Having lived in the South where fresh, local produce is sold out of the back of people’s pick up trucks or at roadside stands, I was spoiled before I moved to Alaska. When I moved in 2010, I arrived mid-winter, so my first visit to a Fairbanks Safeway left a lot to be desired. The shelves were stocked like every other grocery store shelf in America, but the tomatoes were paler, the apples mealier, and the lettuce more wilted than the average winter-stocked produce section. That’s to be expected since we live so.far.away.
As soon as summer rolled around, we purchased a CSA from a local farm, which was such a welcomed change. I was convinced I’d discovered the fountain of youth in the form of carrots, kohlrabi, and curly kale because I felt like my 6 year old excited self on Christmas, walking up to the farm stand, wondering what the week’s veggies were going to be. I imagined buckets full of beets , brussel sprouts, and leeks and all the meals I was going to make with veggies as the star. As the summer wore on, the CSA box got fuller and fuller.
Back in 2010, there was talk of a year-round co-op market opening in town. At every fair and farmer’s market, there was someone recruiting members and sharing their vision of “more happy people, more local economy, and more healthy food with a mission to offer organic, sustainably produced food and local products year round.” This particular vision was one I could see clearly and one I really wanted to see successfully shared with the masses.

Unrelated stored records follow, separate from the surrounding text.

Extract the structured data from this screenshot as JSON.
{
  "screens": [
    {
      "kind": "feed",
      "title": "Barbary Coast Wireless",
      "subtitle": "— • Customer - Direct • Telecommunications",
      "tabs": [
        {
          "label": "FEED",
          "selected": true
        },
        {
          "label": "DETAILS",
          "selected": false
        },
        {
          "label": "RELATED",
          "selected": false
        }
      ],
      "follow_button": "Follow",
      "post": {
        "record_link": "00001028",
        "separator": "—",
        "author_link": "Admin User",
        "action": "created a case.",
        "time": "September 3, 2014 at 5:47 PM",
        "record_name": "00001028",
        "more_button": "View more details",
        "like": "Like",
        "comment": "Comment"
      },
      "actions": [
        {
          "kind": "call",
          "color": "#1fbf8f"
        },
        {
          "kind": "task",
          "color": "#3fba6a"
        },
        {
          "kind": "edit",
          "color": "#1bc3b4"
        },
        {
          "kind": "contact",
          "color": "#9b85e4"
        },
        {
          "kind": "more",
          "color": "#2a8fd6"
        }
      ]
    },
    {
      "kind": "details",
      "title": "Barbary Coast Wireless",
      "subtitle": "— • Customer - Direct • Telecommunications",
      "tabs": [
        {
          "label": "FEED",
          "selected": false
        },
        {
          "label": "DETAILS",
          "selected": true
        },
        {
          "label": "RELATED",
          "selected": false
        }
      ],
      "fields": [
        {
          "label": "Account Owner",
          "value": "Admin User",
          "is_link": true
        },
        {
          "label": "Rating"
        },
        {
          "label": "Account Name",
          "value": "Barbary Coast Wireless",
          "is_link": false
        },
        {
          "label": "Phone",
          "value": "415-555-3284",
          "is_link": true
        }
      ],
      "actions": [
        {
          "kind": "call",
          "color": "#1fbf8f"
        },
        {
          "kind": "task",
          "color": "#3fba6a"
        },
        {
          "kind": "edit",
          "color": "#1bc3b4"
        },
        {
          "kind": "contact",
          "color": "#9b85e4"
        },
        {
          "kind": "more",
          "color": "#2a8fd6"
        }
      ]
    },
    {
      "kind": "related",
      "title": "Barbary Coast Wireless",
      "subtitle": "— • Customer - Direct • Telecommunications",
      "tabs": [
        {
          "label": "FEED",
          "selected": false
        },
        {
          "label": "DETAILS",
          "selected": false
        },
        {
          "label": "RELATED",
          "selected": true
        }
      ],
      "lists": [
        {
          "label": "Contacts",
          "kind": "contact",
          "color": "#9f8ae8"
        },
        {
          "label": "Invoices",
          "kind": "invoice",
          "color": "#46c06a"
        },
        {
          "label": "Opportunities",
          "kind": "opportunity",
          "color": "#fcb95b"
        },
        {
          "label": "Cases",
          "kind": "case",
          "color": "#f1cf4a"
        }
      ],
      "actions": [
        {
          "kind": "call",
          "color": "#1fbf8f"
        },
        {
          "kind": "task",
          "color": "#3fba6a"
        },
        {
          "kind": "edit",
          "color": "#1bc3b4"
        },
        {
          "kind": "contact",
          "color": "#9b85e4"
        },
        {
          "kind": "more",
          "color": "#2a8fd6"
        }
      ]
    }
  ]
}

After several years in the works, it finally opened last year, and it is wonderful. We stopped by last weekend to buy some local steaks when I saw the gorgeous produce and it took me back to that giddy feeling I got when I went to pick up the CSA box a couple years ago. Look at this!
Then, I saw the beets.
Screw steaks! Our dinner menu changed the moment I saw these beautiful, matte surfaced gems. I grabbed a bunch, headed home, and went to the drawing board and came up with a recipe for a delicious grilled pizza, using the Dandelion and Beet Green Pesto I made.
Of course it’s grilled! It’s summer!!
Though I have to admit, I was a little late jumping on the grilled-pizza bandwagon. That was dumb because they are delicious!
Not to mention, beautiful. Char makes everything taste and look better.
Note: A pizza crust was burned in the making of this recipe. When we started, the grill was a bit too hot. By too hot, I mean, it would singe the hair off your arms if you got too close. Make sure the grill is close to medium heat. If you’re using charcoal like I did, play with the vents until the grill reaches a temperature where you can hold your hand about 8 inches from the grate for a few seconds without wanting to jerk away.
Another note: I used mozzarella on one of the pizzas, in addition to the blue cheese, and it really didn’t add anything to the flavor. If anything, it concealed the flavors I loved the most about the pizza. Don’t use mozz unless you want to hide the flavors.
Get ready, folks. Next week, I’ll be down south eating barbecue and banana pudding. This blog and its posts are going country for a few weeks! 🙂
- For the dough:
- 1¼ cups warm water (about 105 degrees Fahrenheit)
- 1½ Tbsp. dry yeast
- 1 tablespoon honey
- 3 tablespoons olive oil
- 3½ cups all-purpose flour, plus more as needed
- 2 teaspoons kosher salt
- For the topping:
- 4 medium beets, roasted and thinly sliced
- 1 cup dandelion and beet green pesto
- 1 lb. prosciutto, sliced into thin strips
- 8 oz. good blue cheese, crumbled
- Olive Oil for drizzling
- For the dough, combine the water, yeast, honey, and olive oil in the bowl of an electric mixer fitted with a dough hook. Add 3 cups flour, then the salt, and mix. While mixing, add ½ cup of flour, or enough to make a soft dough. Knead the dough on low speed for about 10 minutes until smooth, adding a little bit more flour, if necessary, to keep it from sticking to the bowl.
- When the dough looks as though it's smooth and elastic to the touch, take out of the bowl and place the dough in an oiled bowl. Turn it several times to cover it lightly with oil so it doesn't get crusty. Cover the bowl with a kitchen towel and allow it to rest for about 45 minutes at room temperature.
- Divide the dough into six equal dough balls. Roll each one until it is smooth. Place the balls on a baking sheet and cover them with a damp towel. Allow the dough to rest for 10 minutes.
- Roll and stretch each ball into a rough 8-inch circle and place them all on a plate. Cover with the same damp towel while the grill is heating.
- Heat the grill to medium-low. When heated, place pizza dough, two at a time, on the grate, and cook for five minutes. Flip and begin dressing the pizza with pesto first, beet slices second, prosciutto, and blue cheese lastly. Drizzle with good olive oil and close the grill. Cook for 5 minutes more or until the topping have warmed.
- Cut into slices and enjoy warm or cold.
- **Note: To roast beets, trim off tops, cut a few holes in each, drizzle with olive oil, and wrap in oil. Place in a 400 degree oven and cook for about 45 minutes. Don't worry about peeling them. Once they've cooked and cooled, the skin comes off easily.